TASK TO CARRY OUT: Would you retype each record exactly as given?

== GIVEN RECORDS

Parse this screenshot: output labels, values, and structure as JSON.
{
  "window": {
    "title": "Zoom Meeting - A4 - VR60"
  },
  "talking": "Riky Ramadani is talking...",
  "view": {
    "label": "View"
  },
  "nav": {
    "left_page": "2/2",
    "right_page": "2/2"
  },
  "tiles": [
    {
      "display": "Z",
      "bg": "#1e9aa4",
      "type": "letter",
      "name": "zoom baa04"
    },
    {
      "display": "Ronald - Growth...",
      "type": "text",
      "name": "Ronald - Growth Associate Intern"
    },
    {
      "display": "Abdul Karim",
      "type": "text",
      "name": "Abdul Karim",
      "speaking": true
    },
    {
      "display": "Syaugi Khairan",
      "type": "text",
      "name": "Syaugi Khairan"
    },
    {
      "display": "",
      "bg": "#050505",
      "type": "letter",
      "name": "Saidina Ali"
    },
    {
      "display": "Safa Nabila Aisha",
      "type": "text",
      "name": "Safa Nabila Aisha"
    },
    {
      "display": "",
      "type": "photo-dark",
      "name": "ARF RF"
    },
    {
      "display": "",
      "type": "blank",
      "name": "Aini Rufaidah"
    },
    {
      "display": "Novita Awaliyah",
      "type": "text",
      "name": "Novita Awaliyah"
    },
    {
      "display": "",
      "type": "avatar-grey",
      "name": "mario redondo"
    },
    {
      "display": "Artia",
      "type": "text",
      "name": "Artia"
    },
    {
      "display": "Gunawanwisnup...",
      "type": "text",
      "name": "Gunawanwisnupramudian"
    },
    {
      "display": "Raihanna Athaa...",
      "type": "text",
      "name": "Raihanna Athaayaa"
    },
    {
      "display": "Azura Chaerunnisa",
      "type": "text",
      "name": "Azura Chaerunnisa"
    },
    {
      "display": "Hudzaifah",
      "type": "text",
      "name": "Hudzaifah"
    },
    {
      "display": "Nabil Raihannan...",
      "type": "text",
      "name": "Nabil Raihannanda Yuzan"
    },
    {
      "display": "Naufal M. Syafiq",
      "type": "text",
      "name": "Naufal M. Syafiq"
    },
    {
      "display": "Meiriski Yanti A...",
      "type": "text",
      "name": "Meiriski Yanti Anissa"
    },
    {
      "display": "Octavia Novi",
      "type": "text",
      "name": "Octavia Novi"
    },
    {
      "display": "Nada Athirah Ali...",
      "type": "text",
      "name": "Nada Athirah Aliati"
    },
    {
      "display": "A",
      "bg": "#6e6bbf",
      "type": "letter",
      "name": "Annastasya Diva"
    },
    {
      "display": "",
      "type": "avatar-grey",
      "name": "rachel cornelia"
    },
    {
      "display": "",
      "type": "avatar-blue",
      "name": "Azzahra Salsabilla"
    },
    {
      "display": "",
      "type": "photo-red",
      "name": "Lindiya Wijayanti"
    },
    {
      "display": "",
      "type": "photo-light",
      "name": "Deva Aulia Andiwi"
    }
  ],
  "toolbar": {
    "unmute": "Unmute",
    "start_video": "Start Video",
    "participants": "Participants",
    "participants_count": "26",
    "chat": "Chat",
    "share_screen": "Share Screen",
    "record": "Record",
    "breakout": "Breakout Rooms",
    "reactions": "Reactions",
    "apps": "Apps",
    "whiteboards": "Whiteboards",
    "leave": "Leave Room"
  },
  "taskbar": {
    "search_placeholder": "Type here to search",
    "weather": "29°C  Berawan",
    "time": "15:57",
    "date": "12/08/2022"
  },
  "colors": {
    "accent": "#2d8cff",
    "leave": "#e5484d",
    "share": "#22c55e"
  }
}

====

WRITTEN SOLUTION:
Parse this screenshot: output labels, values, and structure as JSON.
{
  "window": {
    "title": "Zoom Meeting - A4 - VR60"
  },
  "talking": "Riky Ramadani is talking...",
  "view": {
    "label": "View"
  },
  "nav": {
    "left_page": "2/2",
    "right_page": "2/2"
  },
  "tiles": [
    {
      "display": "Z",
      "bg": "#1e9aa4",
      "type": "letter",
      "name": "zoom baa04"
    },
    {
      "display": "Ronald - Growth...",
      "type": "text",
      "name": "Ronald - Growth Associate Intern"
    },
    {
      "display": "Abdul Karim",
      "type": "text",
      "name": "Abdul Karim",
      "speaking": true
    },
    {
      "display": "Syaugi Khairan",
      "type": "text",
      "name": "Syaugi Khairan"
    },
    {
      "display": "",
      "bg": "#050505",
      "type": "letter",
      "name": "Saidina Ali"
    },
    {
      "display": "Safa Nabila Aisha",
      "type": "text",
      "name": "Safa Nabila Aisha"
    },
    {
      "display": "",
      "type": "photo-dark",
      "name": "ARF RF"
    },
    {
      "display": "",
      "type": "blank",
      "name": "Aini Rufaidah"
    },
    {
      "display": "Novita Awaliyah",
      "type": "text",
      "name": "Novita Awaliyah"
    },
    {
      "display": "",
      "type": "avatar-grey",
      "name": "mario redondo"
    },
    {
      "display": "Artia",
      "type": "text",
      "name": "Artia"
    },
    {
      "display": "Gunawanwisnup...",
      "type": "text",
      "name": "Gunawanwisnupramudian"
    },
    {
      "display": "Raihanna Athaa...",
      "type": "text",
      "name": "Raihanna Athaayaa"
    },
    {
      "display": "Azura Chaerunnisa",
      "type": "text",
      "name": "Azura Chaerunnisa"
    },
    {
      "display": "Hudzaifah",
      "type": "text",
      "name": "Hudzaifah"
    },
    {
      "display": "Nabil Raihannan...",
      "type": "text",
      "name": "Nabil Raihannanda Yuzan"
    },
    {
      "display": "Naufal M. Syafiq",
      "type": "text",
      "name": "Naufal M. Syafiq"
    },
    {
      "display": "Meiriski Yanti A...",
      "type": "text",
      "name": "Meiriski Yanti Anissa"
    },
    {
      "display": "Octavia Novi",
      "type": "text",
      "name": "Octavia Novi"
    },
    {
      "display": "Nada Athirah Ali...",
      "type": "text",
      "name": "Nada Athirah Aliati"
    },
    {
      "display": "A",
      "bg": "#6e6bbf",
      "type": "letter",
      "name": "Annastasya Diva"
    },
    {
      "display": "",
      "type": "avatar-grey",
      "name": "rachel cornelia"
    },
    {
      "display": "",
      "type": "avatar-blue",
      "name": "Azzahra Salsabilla"
    },
    {
      "display": "",
      "type": "photo-red",
      "name": "Lindiya Wijayanti"
    },
    {
      "display": "",
      "type": "photo-light",
      "name": "Deva Aulia Andiwi"
    }
  ],
  "toolbar": {
    "unmute": "Unmute",
    "start_video": "Start Video",
    "participants": "Participants",
    "participants_count": "26",
    "chat": "Chat",
    "share_screen": "Share Screen",
    "record": "Record",
    "breakout": "Breakout Rooms",
    "reactions": "Reactions",
    "apps": "Apps",
    "whiteboards": "Whiteboards",
    "leave": "Leave Room"
  },
  "taskbar": {
    "search_placeholder": "Type here to search",
    "weather": "29°C  Berawan",
    "time": "15:57",
    "date": "12/08/2022"
  },
  "colors": {
    "accent": "#2d8cff",
    "leave": "#e5484d",
    "share": "#22c55e"
  }
}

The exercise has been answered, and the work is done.